“Cover crops are great. But in this part of the state, we freeze so much earlier. By the time we get to [corn or soybean] harvest, we might be two weeks from freezing,” he says. “Winter wheat gives you an additional 45 to 60 days for the cover crop to grow, which results in more material to graze if you choose to, and more root mass to help build organic matter in the soil.”
But there have been some learning curves along the way — like increasing the seeding rate due to planting later after soybean harvest. “We seed heavier because we’re seeding later. We generally plant 1.4 to 1.2 million seeds per acre,” Hoegermeyer says. “We learned we could seed thicker and get a yield improvement.”
In addition, with the increased prevalence of fungal diseases like stripe rust and fusarium head blight, fungicide applications have also become a must for wetter environments.
Nutrient management is another factor. Hoegermeyer applies nitrogen in the form of ammonium nitrate to meet requirements determined by a soil test, and typically applies based on a yield goal of about 100 bushels per acre. It typically takes about 2 pounds of applied N per bushel, but Hoegermeyer notes it’s important not to overapply, which could bring excessive growth and lodging.
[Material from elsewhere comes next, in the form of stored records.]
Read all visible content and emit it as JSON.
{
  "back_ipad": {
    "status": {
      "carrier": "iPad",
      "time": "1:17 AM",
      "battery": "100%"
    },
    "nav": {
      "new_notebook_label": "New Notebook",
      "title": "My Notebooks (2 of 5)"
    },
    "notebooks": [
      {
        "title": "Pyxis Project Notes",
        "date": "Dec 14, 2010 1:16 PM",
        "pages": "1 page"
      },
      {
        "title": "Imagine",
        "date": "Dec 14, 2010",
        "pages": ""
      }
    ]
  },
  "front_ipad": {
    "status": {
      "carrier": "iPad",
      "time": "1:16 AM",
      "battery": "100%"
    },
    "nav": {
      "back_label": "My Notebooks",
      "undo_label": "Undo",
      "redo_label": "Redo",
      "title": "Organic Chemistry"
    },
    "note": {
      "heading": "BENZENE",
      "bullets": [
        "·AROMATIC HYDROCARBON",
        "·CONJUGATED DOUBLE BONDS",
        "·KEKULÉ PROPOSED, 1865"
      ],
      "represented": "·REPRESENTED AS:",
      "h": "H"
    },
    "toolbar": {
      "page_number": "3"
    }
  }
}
In 2016, Mueller launched the Winter Wheat Works Initiative as a way to help growers with these decisions. This fall, he started a new support program for winter wheat acres in Dodge and Washington counties as part of the initiative, including scouting farmers’ fields.
“Wheat is nothing new to our neighborhood. It’s vanished, but it fits a niche we have,” Hoegermeyer adds. “Recently, having new fungicides available and local expertise from Nathan Mueller has helped us tremendously in growing a wheat crop.”